Moving out of the red, and still flush with its last investment round, which netted $165 million from Apax Digital and Chow Tai Fook heir Adrian Chen, Moda Operandi is looking to the East for growth.
“In the past, it was about sales and margins,” said the company’s chief executive officer Deborah Nicodemus. “Now it’s about profitability. Sales, margin and EBITDAs [earnings before interest, taxes, depreciation and amortization].”
The luxury e-commerce site had a presence during the recent Hong Kong Art Basel with a Style Suite at Upper House in Central Hong Kong, and is looking for permanent space for a consumer-facing showroom. “It’s something we’re currently working to secure,” Nicodemus said. “We hope to have a physical showroom in the region within the next year to year-and-a-half.”
Moda’s overseas business grew 69 percent last year, and Asia represents 8 percent of that. Nicodemus said China, Singapore and Seoul are also on the short list for showroom locations, which is the company’s version of stores.
Domestic business, which represents 65 percent of sales, also had a strong performance, posting a 50 percent increase over last year. Standout categories included nonapparel, which soared 70 percent, and fine jewelry, which shot up 147 percent.
“Moda’s top customers were the big drivers of the business,” Nicodemus said. “For that top tier, sales were up 83 percent. Clients are spending more with Moda. The average order is close to $1,300, which is up 6 percent.
“We’re embarking on an international expansion right away,” she said. “Our senior team is looking at taking the expansion plan to an operational level.”
Luxury fashion consumers and tourists visiting Hong Kong for Art Basel made up Moda’s customer base. “We know consumers in Hong Kong are fashion-forward and savvy when it comes to how they shop,” Nicodemus said. “They’re looking for the best of the runway along with access to emerging designers.”
The Style Suite offered looks from the fall 2018 collections “that just walked the runway the previous month,” Nicodemus said. “They likely hadn’t seen the collections yet, unless they were at the shows this season. We also brought a selection of fine jewelry with some one-of-a-kind pieces.”

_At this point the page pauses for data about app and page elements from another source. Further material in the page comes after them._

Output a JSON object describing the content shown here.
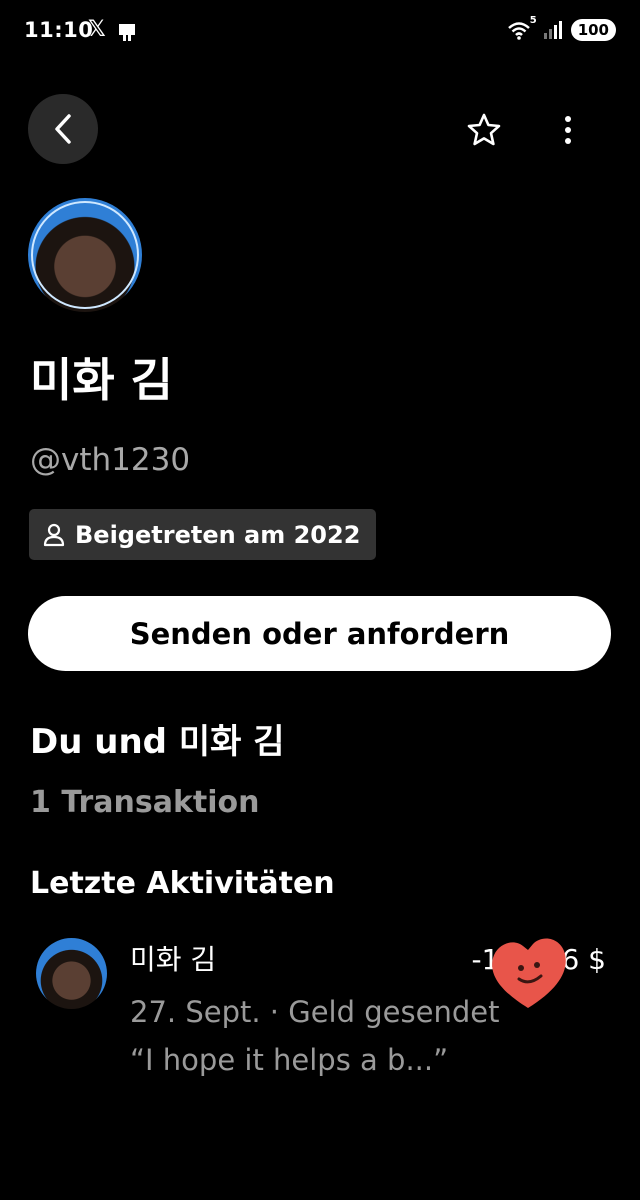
{
  "status_bar": {
    "time": "11:10",
    "x_logo": "𝕏",
    "wifi_badge": "5",
    "battery": "100"
  },
  "header": {
    "back_icon": "chevron-left-icon",
    "favorite_icon": "star-outline-icon",
    "more_icon": "more-vertical-icon"
  },
  "profile": {
    "name": "미화 김",
    "username": "@vth1230",
    "joined_badge": "Beigetreten am 2022"
  },
  "actions": {
    "send_or_request": "Senden oder anfordern"
  },
  "shared": {
    "title": "Du und 미화 김",
    "transaction_count": "1 Transaktion"
  },
  "recent": {
    "title": "Letzte Aktivitäten",
    "items": [
      {
        "name": "미화 김",
        "amount": "-1",
        "amount_suffix": "6 $",
        "meta": "27. Sept. · Geld gesendet",
        "note": "“I hope it helps a b...”"
      }
    ]
  },
  "colors": {
    "background": "#000000",
    "badge_bg": "#333333",
    "muted_text": "#9a9a9a",
    "sticker": "#e8554a"
  }
}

The trunk show model isn’t new to the region, Nicodemus said, adding that Moda has existing customers in Asia. While other retailers tend to buy a designer’s most commercial offerings, Moda features the entire collection through its trunk-show model. “During Hong Kong Art Basel, we had a team of Moda stylists on the ground to help educate new customers about our trunk-show business,” the ceo said.
Moda has been developing its nonapparel business, and Nicodemus sees in Hong Kong an even split between ready-to-wear and nonapparel purchases. “Our clients in Asia gravitate toward our marquee brands and emerging designers,” the ceo said. “They love well-known brands such as Giambattista Valli and Marchesa, and also Johanna Ortiz, Monse and BOYY. The coveted brands run a wide range, which is exciting because we have the capacity to cater to both ends of the spectrum.
“It’s a Millennial customer who’s interested in emerging talent,” Nicodemus said, adding that Moda is leveraging KOLs (key opinion leaders) in Asia. “We understand the importance of KOLs as a key vehicle in communicating our offering since many customers look to these personalities for fashion inspiration,” she said. “Working with this influential network helps give us brand credibility since they’re widely respected. We’ve already started to engage with influencers in the region through activations focused on key business initiatives such as fashion month and The Platform.”
The Moda site continues to evolve. A recent modification included a feature for sorting products by category, not simply designer. That way, for example, consumers can view all of the dresses at once.
The online retailer is mining the abundance of customer data it collects to leverage it and cater to global clients. “We know our customers like to communicate and shop in a variety of ways, including services provided by our stylist and customer care teams via phone, Live Chat, social media and e-mail,” Nicodemus said. “We ensure the entire experience is personal and managed by us.
“We realize that personalization is key to improving the user’s experience,” she added. “We’re leveraging client behavior data to create efficiencies by enhancing our CRM program to ensure that we can address customers in a more productive and quicker manner.
“We’ll continue to build out nonapparel,” Nicodemus said. “Our home test was successful and we’re building out a dedicated section for home on the web site. We’re launching a full assortment of men’s wear and accessories on the site this summer. It will be a mirror of women’s.”